SClass: this solution guarantees optimum traction under all driving conditions, better driving performance on dry and wet road surfaces and more safety on snow and ice. Suspension: AMG sports suspension based on AIRMATIC, adjustable via the four AMG DYNAMIC SELECT drive programs Individual, Comfort, Sport and Sport+, with separate two-stage damper adjustment (Comfort and Sport) via a special push button switch in the lower control panel Design: AMG-specific front apron design with jet wing (as on AMG GT R), adoption of V12 radiator grille with three twin louvres, cutting-edge MULTIBEAM LED headlamp generation with ULTRA RANGE Highbeam, distinctive rear apron with expressive twin tailpipes. Interior: High-resolution Widescreen Cockpit with AMGspecific displays – reflecting the new colour schemes of the ambient lighting. ENERGIZING comfort control brings together functions such as climate control, massage, fragrancing and entertainment Optional Active Multicontour Seat Package including massage functions, and an Executive seat for the rear compartment with fully reclined position, rear telephony with new Bluetooth® receiver in easy reach and Individual Entertainment with Blu-ray drive. RACE START function: Helps ensure the best possible acceleration from a standing start. BFM

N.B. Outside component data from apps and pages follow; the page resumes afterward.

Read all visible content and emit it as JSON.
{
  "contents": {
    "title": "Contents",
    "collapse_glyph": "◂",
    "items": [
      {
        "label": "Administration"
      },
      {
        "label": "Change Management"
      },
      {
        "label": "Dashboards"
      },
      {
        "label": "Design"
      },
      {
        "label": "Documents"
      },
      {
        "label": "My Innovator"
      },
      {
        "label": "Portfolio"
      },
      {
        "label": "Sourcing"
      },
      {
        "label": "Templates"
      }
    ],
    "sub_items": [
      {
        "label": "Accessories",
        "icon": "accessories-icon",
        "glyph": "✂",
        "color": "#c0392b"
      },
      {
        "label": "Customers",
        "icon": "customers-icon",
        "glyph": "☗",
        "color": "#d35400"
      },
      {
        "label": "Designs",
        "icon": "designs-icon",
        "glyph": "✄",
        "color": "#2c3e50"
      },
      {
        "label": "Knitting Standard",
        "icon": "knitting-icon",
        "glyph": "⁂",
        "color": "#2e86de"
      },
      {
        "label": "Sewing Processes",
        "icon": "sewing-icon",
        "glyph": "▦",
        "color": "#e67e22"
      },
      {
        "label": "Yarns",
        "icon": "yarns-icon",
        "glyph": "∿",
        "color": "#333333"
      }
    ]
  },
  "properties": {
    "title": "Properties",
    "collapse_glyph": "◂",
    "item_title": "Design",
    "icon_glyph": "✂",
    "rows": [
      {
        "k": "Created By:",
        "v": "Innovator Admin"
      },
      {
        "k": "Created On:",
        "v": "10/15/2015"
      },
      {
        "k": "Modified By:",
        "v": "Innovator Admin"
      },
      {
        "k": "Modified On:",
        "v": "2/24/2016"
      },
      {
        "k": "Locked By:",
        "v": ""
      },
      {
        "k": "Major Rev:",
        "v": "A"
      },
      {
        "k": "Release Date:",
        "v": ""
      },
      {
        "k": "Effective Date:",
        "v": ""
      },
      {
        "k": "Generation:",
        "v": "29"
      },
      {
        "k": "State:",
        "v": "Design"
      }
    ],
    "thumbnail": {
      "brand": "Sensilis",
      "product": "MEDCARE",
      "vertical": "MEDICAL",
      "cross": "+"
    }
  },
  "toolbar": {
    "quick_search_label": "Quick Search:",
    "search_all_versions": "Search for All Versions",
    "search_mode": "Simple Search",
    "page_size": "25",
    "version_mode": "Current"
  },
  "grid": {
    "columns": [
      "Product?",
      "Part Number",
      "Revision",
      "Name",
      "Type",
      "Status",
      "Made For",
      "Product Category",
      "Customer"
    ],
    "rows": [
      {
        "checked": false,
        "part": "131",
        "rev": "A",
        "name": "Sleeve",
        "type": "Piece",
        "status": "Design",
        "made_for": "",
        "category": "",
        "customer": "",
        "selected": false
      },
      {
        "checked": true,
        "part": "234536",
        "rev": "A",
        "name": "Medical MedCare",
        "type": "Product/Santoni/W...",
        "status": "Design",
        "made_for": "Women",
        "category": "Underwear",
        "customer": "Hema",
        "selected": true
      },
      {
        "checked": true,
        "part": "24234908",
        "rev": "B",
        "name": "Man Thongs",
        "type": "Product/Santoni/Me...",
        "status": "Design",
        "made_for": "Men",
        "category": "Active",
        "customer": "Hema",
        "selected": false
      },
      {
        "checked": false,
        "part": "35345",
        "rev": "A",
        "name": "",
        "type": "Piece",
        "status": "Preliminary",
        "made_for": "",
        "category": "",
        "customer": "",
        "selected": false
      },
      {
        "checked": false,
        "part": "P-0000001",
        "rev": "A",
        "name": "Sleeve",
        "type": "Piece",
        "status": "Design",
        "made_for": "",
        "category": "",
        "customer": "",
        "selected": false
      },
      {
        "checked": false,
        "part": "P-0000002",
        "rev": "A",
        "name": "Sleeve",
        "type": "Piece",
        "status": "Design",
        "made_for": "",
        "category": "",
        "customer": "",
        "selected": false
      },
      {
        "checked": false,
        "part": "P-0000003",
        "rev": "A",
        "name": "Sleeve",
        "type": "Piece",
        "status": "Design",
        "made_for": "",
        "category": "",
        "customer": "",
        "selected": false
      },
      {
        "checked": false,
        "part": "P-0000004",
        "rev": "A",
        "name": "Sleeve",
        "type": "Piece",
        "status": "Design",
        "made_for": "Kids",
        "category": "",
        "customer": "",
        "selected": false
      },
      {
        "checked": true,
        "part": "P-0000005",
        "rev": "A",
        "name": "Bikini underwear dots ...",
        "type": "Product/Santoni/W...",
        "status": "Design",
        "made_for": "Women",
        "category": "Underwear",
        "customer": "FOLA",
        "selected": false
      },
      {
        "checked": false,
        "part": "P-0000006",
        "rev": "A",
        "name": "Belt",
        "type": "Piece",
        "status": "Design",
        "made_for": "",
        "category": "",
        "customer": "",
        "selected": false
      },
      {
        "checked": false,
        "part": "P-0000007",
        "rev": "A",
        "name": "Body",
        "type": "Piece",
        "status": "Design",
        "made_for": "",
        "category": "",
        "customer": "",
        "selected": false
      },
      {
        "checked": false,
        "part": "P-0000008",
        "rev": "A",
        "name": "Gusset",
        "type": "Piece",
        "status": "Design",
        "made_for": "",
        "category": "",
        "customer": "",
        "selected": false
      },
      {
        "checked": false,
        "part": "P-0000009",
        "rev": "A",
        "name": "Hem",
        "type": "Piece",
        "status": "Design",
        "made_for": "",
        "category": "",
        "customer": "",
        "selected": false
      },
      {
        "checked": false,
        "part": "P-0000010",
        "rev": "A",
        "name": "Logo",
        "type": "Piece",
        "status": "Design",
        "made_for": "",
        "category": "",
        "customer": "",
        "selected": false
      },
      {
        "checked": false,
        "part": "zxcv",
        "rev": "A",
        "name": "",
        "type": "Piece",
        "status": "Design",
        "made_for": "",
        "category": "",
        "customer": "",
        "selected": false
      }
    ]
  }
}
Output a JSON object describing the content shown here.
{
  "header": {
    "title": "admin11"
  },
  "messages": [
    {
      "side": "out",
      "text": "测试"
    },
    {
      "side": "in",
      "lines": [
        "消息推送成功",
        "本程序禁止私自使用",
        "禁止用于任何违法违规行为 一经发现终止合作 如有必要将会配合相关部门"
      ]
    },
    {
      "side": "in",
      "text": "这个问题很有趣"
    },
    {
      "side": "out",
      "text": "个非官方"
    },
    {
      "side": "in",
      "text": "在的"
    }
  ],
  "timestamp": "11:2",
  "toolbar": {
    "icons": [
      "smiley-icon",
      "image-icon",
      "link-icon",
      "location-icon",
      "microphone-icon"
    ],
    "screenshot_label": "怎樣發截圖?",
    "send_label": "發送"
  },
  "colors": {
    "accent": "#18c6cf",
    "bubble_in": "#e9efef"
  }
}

CONNECTING BUSINESS AND GOVERNMENT TO SOCIAL IMPACT Buying from social enterprise represents the biggest opportunity for business and government to generate positive impact in Australia. Explore how your buying has the power to create change: HWNS is a leading disability service provider & Social Traders certified social enterprise


Business First Magazine - Sep/Oct 2017  

In this issue of Business First, we take a look at the rise of two fintech disruptors, as well as how some banks are looking to innovate to...

Business First Magazine - Sep/Oct 2017  

In this issue of Business First, we take a look at the rise of two fintech disruptors, as well as how some banks are looking to innovate to...